* **Assigned task**
Could you write out the listing below exactly as it stands, leaving out the pictures?
※
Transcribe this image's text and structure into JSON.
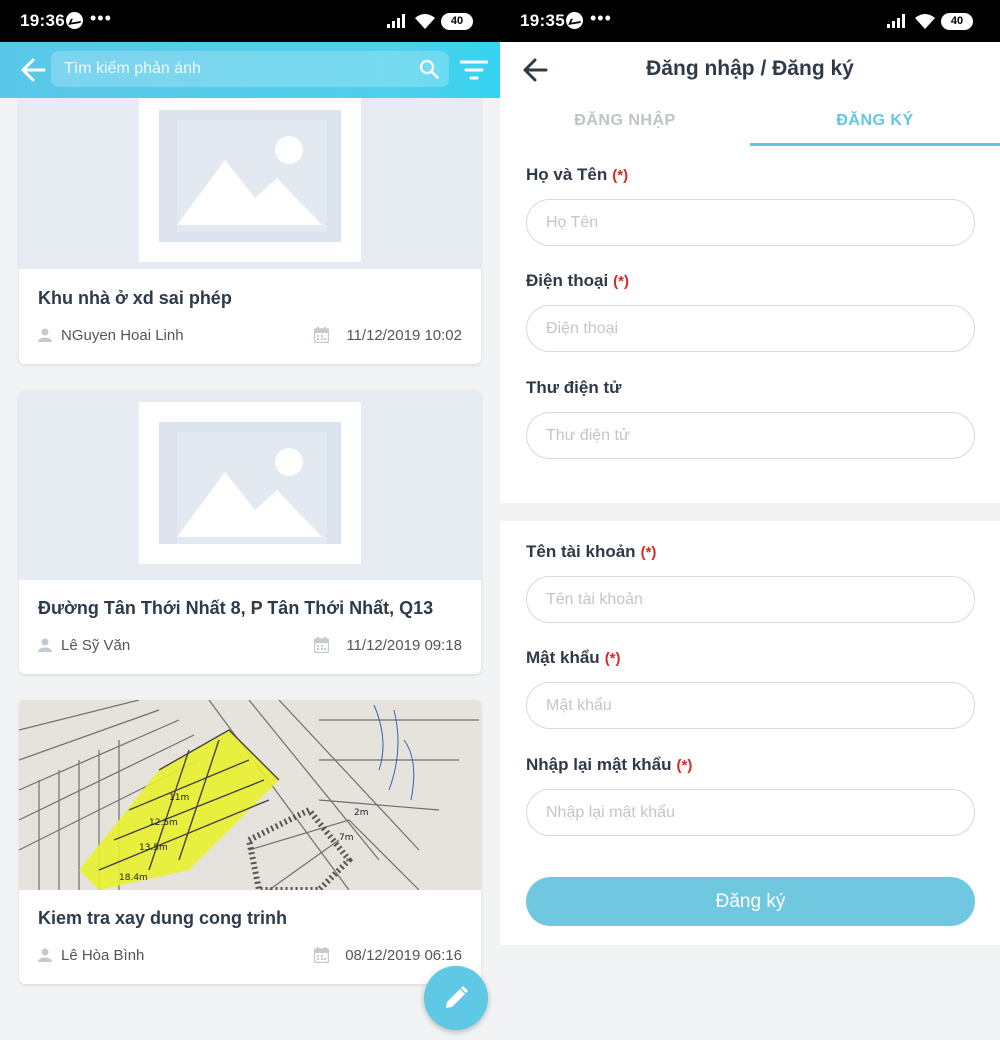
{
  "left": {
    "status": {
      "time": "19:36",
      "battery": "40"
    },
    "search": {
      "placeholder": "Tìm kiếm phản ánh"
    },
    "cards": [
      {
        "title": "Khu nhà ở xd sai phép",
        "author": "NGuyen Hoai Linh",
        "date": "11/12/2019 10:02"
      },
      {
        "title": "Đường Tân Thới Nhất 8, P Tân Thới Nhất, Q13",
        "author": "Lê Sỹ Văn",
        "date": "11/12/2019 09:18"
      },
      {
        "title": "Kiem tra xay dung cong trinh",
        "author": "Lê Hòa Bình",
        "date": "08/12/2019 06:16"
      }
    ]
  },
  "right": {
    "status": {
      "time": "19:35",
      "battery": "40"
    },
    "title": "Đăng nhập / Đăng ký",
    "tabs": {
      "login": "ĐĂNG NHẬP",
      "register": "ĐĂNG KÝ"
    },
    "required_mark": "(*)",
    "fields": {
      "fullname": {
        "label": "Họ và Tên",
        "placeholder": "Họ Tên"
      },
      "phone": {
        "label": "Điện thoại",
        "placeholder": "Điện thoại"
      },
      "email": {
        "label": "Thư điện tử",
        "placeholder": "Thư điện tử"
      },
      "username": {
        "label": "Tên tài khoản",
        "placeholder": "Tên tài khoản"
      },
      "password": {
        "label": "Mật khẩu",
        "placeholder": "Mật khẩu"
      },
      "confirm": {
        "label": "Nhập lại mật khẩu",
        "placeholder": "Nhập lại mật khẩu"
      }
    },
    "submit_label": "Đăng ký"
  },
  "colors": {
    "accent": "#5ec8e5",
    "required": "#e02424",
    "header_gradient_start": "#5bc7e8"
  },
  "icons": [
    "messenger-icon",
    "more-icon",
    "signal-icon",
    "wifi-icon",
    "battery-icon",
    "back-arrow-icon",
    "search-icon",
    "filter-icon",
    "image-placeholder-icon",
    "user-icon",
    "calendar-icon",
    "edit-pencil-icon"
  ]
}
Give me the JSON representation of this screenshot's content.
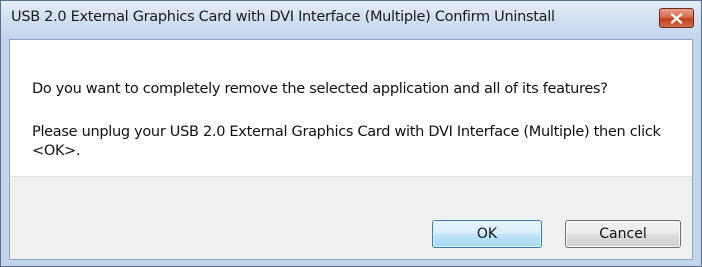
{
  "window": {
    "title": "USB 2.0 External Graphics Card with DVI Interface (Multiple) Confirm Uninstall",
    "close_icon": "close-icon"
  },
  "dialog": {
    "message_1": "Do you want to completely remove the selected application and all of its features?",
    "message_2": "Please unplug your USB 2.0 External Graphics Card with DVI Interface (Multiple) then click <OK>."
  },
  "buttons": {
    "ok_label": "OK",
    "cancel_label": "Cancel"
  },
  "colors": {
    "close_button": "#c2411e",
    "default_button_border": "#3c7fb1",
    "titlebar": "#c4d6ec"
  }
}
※
* **Exercise response**
Transcribe this image's text and structure into JSON.
{
  "left": {
    "status": {
      "time": "19:36",
      "battery": "40"
    },
    "search": {
      "placeholder": "Tìm kiếm phản ánh"
    },
    "cards": [
      {
        "title": "Khu nhà ở xd sai phép",
        "author": "NGuyen Hoai Linh",
        "date": "11/12/2019 10:02"
      },
      {
        "title": "Đường Tân Thới Nhất 8, P Tân Thới Nhất, Q13",
        "author": "Lê Sỹ Văn",
        "date": "11/12/2019 09:18"
      },
      {
        "title": "Kiem tra xay dung cong trinh",
        "author": "Lê Hòa Bình",
        "date": "08/12/2019 06:16"
      }
    ]
  },
  "right": {
    "status": {
      "time": "19:35",
      "battery": "40"
    },
    "title": "Đăng nhập / Đăng ký",
    "tabs": {
      "login": "ĐĂNG NHẬP",
      "register": "ĐĂNG KÝ"
    },
    "required_mark": "(*)",
    "fields": {
      "fullname": {
        "label": "Họ và Tên",
        "placeholder": "Họ Tên"
      },
      "phone": {
        "label": "Điện thoại",
        "placeholder": "Điện thoại"
      },
      "email": {
        "label": "Thư điện tử",
        "placeholder": "Thư điện tử"
      },
      "username": {
        "label": "Tên tài khoản",
        "placeholder": "Tên tài khoản"
      },
      "password": {
        "label": "Mật khẩu",
        "placeholder": "Mật khẩu"
      },
      "confirm": {
        "label": "Nhập lại mật khẩu",
        "placeholder": "Nhập lại mật khẩu"
      }
    },
    "submit_label": "Đăng ký"
  },
  "colors": {
    "accent": "#5ec8e5",
    "required": "#e02424",
    "header_gradient_start": "#5bc7e8"
  },
  "icons": [
    "messenger-icon",
    "more-icon",
    "signal-icon",
    "wifi-icon",
    "battery-icon",
    "back-arrow-icon",
    "search-icon",
    "filter-icon",
    "image-placeholder-icon",
    "user-icon",
    "calendar-icon",
    "edit-pencil-icon"
  ]
}
Give me the JSON representation of this screenshot's content.
{
  "window": {
    "title": "USB 2.0 External Graphics Card with DVI Interface (Multiple) Confirm Uninstall",
    "close_icon": "close-icon"
  },
  "dialog": {
    "message_1": "Do you want to completely remove the selected application and all of its features?",
    "message_2": "Please unplug your USB 2.0 External Graphics Card with DVI Interface (Multiple) then click <OK>."
  },
  "buttons": {
    "ok_label": "OK",
    "cancel_label": "Cancel"
  },
  "colors": {
    "close_button": "#c2411e",
    "default_button_border": "#3c7fb1",
    "titlebar": "#c4d6ec"
  }
}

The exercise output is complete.